Read the other installments in the “Sharpen This” series via this link.
After years of working with professional and amateur woodworkers all over the world I have concluded that people who are hostile to handwork tend to badmouth it for a simple reason: They cannot really and truly sharpen.
They might be able to rub a chisel on a rock so their chisels can chop out wood left behind by a router or saw, but beyond that, they are lost.
Think about it: What if your table saw tried to kill you every time you turned it on? (Oh, wait, that’s what it really does do.) OK, imagine if your table saw’s blade had only two teeth on it. You’d hate that saw. You’d tell your students to avoid it. You’d say it was no way to make furniture.
Fixing this ornery saw takes about five minutes, tops: Remove the old blade and replace it with a sharp one. The same goes for a dull chisel or plane blade. Five minutes on the stones (or strop, if you are so inclined) and you are back to perfect.
But if you are unwilling to take a half-hour lesson and perform a few practice sessions to learn to sharpen, then you are going to be forever left with tools that are frustrating, slow, damaging to the wood and awkward.
And that is – I think – the source of hostility to handwork. It’s not that these naysayers think their machines are so fantastic. It’s that they are unwilling to admit they cannot sharpen at a high level.

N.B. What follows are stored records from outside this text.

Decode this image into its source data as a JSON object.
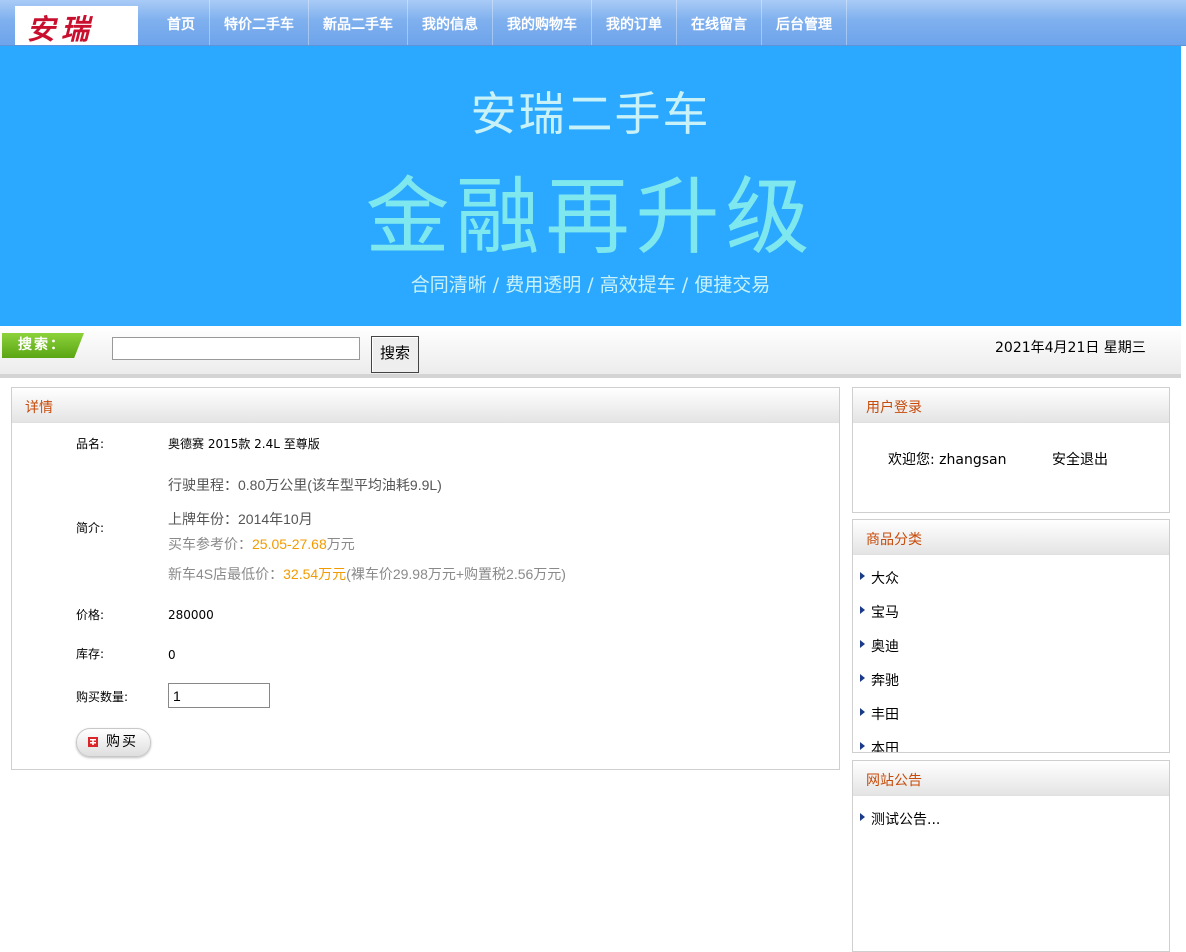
{
  "header": {
    "logo_text": "安瑞",
    "nav": [
      "首页",
      "特价二手车",
      "新品二手车",
      "我的信息",
      "我的购物车",
      "我的订单",
      "在线留言",
      "后台管理"
    ]
  },
  "banner": {
    "line1": "安瑞二手车",
    "line2": "金融再升级",
    "line3": "合同清晰 / 费用透明 / 高效提车 /  便捷交易"
  },
  "search": {
    "tag": "搜索：",
    "input_value": "",
    "button": "搜索",
    "date": "2021年4月21日 星期三"
  },
  "detail": {
    "title": "详情",
    "name_label": "品名:",
    "name_value": "奥德赛 2015款 2.4L 至尊版",
    "intro_label": "简介:",
    "intro": {
      "mileage": "行驶里程：0.80万公里(该车型平均油耗9.9L)",
      "plate": "上牌年份：2014年10月",
      "ref_label": "买车参考价：",
      "ref_price": "25.05-27.68",
      "ref_unit": "万元",
      "new_label": "新车4S店最低价：",
      "new_price": "32.54万元",
      "new_rest": "(裸车价29.98万元+购置税2.56万元)"
    },
    "price_label": "价格:",
    "price_value": "280000",
    "stock_label": "库存:",
    "stock_value": "0",
    "qty_label": "购买数量:",
    "qty_value": "1",
    "buy_button": "购买"
  },
  "login": {
    "title": "用户登录",
    "welcome": "欢迎您: zhangsan",
    "logout": "安全退出"
  },
  "categories": {
    "title": "商品分类",
    "items": [
      "大众",
      "宝马",
      "奥迪",
      "奔驰",
      "丰田",
      "本田"
    ]
  },
  "notice": {
    "title": "网站公告",
    "items": [
      "测试公告..."
    ]
  },
  "colors": {
    "nav_bg": "#7fb0ee",
    "banner_bg": "#2ba8ff",
    "panel_title": "#c74b0a",
    "price_orange": "#f29b00",
    "logo_red": "#c8102e"
  }
}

This is not a supposition. I’ve concluded this after looking at a lot of people’s edges and comparing it to their work and what they say. (The only outliers to my observation are the few people who really can sharpen, but their public personas are based on bashing handwork – yes, these people exist.)
I say all this because today marks a turning point on this blog. Until today, I avoided writing much about sharpening because it is a sticky wicket. There is more misinformation floating around about sharpening than any other woodworking topic (the topic of finishing is a close second).
I have started a new category on this blog: Sharpen This. Articles in this category will show you how I sharpen every tool in my chest: planes, chisels, scrapers, travishers, scorps, moulding planes, awls, spade bits, screwdrivers and so forth. I’ll also attempt to disarm the consumerist economy that has sprung up to capitalize on our craft’s fear of this simple process.
You don’t need a lot of equipment to sharpen. All the systems work. The trick is to pick one system (what I call “sharpening monogamy”) and practice.
And if you are willing to humble yourself before a teacher, admit you cannot sharpen and take a lesson, you can get fixed up with everything you need to know in less than half an hour. (Pro tip: Attend a Lie-Nielsen Hand Tool Event and they will gladly give you a complete and free lesson.)
But if you won’t do this and you continue bash handwork, then I have only two words (and an obscene gesture) for you: Sharpen this.
— Christopher Schwarz